Because they are subject matter experts, division members also are collaborating with other organizations in ways that have already or are expected to influence lab medicine practice. For instance, members of the Pediatric and Maternal Fetal Division are advising the National Institutes of Health on laboratory issues related to its National Children’s Study, a 20-year research effort that is examining the impact of environmental factors on the health and development of children. Earlier this year the Proteomics Division paved the way for AACC to sign a memorandum of understanding with the National Cancer Institute on proteomics-focused educational programs. Similarly, the POCT division has made its mark in the POC field. “One issue POCT tackled earlier in its existence was connectivity of point-of-care devices and the proprietary nature of data management systems,” recalled Santrach. “The latter issue has not been completely solved, but there are some non-proprietary systems out there and I think that was a result of the COPT Division’s activity in this area.”
The PCC also is tapping into the expertise of division members to refine AACC’s educational offerings, according to Santrach. “We want to use the divisions as a source of in-depth knowledge within their own disciplines. This will guide us in understanding what kinds of topics are really hot and where they fit into the lifecycle of emerging, early implementation, or well-established trends,” she explained. As program opportunities are identified, the PCC plans to use the divisions to identify experts who can address each subject.
With so many activities and areas of interest, the divisions are a crucial feedback mechanism for AACC and its members, enabling laboratorians to stay on top of their profession and AACC to tailor its programs and services to the ever-changing lab medicine field, said Kazmierczak. “The divisions allow the association to remain nimble because it provides an outlet for people to learn what’s new and evolving and to tap into expert content.”

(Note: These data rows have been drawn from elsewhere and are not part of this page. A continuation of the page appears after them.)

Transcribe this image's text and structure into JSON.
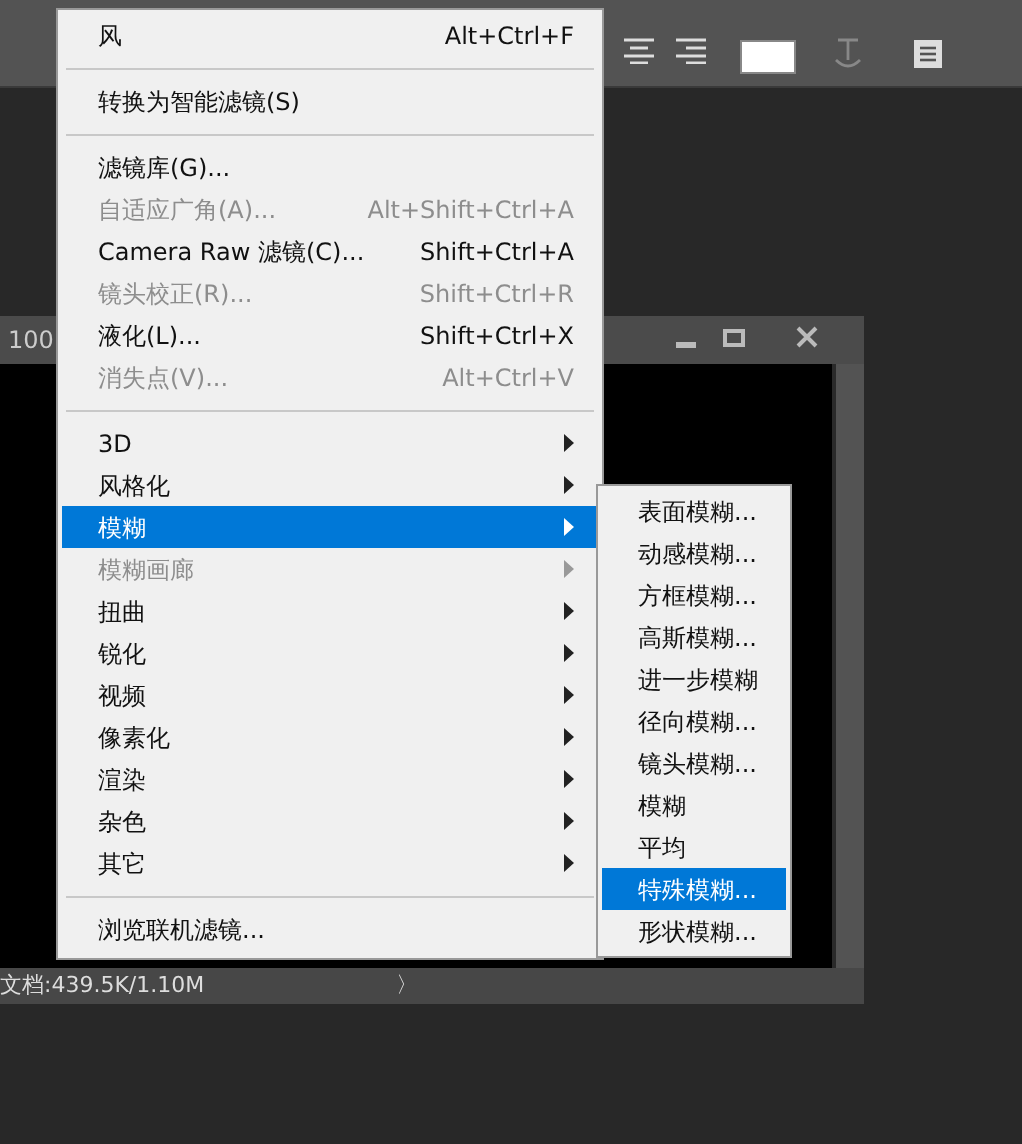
{
  "document": {
    "zoom": "100",
    "status": "文档:439.5K/1.10M",
    "status_arrow": "〉"
  },
  "filter_menu": {
    "items": [
      {
        "kind": "item",
        "label": "风",
        "shortcut": "Alt+Ctrl+F",
        "disabled": false,
        "selected": false
      },
      {
        "kind": "separator"
      },
      {
        "kind": "item",
        "label": "转换为智能滤镜(S)",
        "disabled": false,
        "selected": false
      },
      {
        "kind": "separator"
      },
      {
        "kind": "item",
        "label": "滤镜库(G)...",
        "disabled": false,
        "selected": false
      },
      {
        "kind": "item",
        "label": "自适应广角(A)...",
        "shortcut": "Alt+Shift+Ctrl+A",
        "disabled": true,
        "selected": false
      },
      {
        "kind": "item",
        "label": "Camera Raw 滤镜(C)...",
        "shortcut": "Shift+Ctrl+A",
        "disabled": false,
        "selected": false
      },
      {
        "kind": "item",
        "label": "镜头校正(R)...",
        "shortcut": "Shift+Ctrl+R",
        "disabled": true,
        "selected": false
      },
      {
        "kind": "item",
        "label": "液化(L)...",
        "shortcut": "Shift+Ctrl+X",
        "disabled": false,
        "selected": false
      },
      {
        "kind": "item",
        "label": "消失点(V)...",
        "shortcut": "Alt+Ctrl+V",
        "disabled": true,
        "selected": false
      },
      {
        "kind": "separator"
      },
      {
        "kind": "submenu",
        "label": "3D",
        "disabled": false,
        "selected": false
      },
      {
        "kind": "submenu",
        "label": "风格化",
        "disabled": false,
        "selected": false
      },
      {
        "kind": "submenu",
        "label": "模糊",
        "disabled": false,
        "selected": true
      },
      {
        "kind": "submenu",
        "label": "模糊画廊",
        "disabled": true,
        "selected": false
      },
      {
        "kind": "submenu",
        "label": "扭曲",
        "disabled": false,
        "selected": false
      },
      {
        "kind": "submenu",
        "label": "锐化",
        "disabled": false,
        "selected": false
      },
      {
        "kind": "submenu",
        "label": "视频",
        "disabled": false,
        "selected": false
      },
      {
        "kind": "submenu",
        "label": "像素化",
        "disabled": false,
        "selected": false
      },
      {
        "kind": "submenu",
        "label": "渲染",
        "disabled": false,
        "selected": false
      },
      {
        "kind": "submenu",
        "label": "杂色",
        "disabled": false,
        "selected": false
      },
      {
        "kind": "submenu",
        "label": "其它",
        "disabled": false,
        "selected": false
      },
      {
        "kind": "separator"
      },
      {
        "kind": "item",
        "label": "浏览联机滤镜...",
        "disabled": false,
        "selected": false
      }
    ]
  },
  "blur_submenu": {
    "items": [
      {
        "label": "表面模糊...",
        "selected": false
      },
      {
        "label": "动感模糊...",
        "selected": false
      },
      {
        "label": "方框模糊...",
        "selected": false
      },
      {
        "label": "高斯模糊...",
        "selected": false
      },
      {
        "label": "进一步模糊",
        "selected": false
      },
      {
        "label": "径向模糊...",
        "selected": false
      },
      {
        "label": "镜头模糊...",
        "selected": false
      },
      {
        "label": "模糊",
        "selected": false
      },
      {
        "label": "平均",
        "selected": false
      },
      {
        "label": "特殊模糊...",
        "selected": true
      },
      {
        "label": "形状模糊...",
        "selected": false
      }
    ]
  }
}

More information on AACC Divisions is available online at: www.aacc.org/members/divisions/Pages/default.aspx.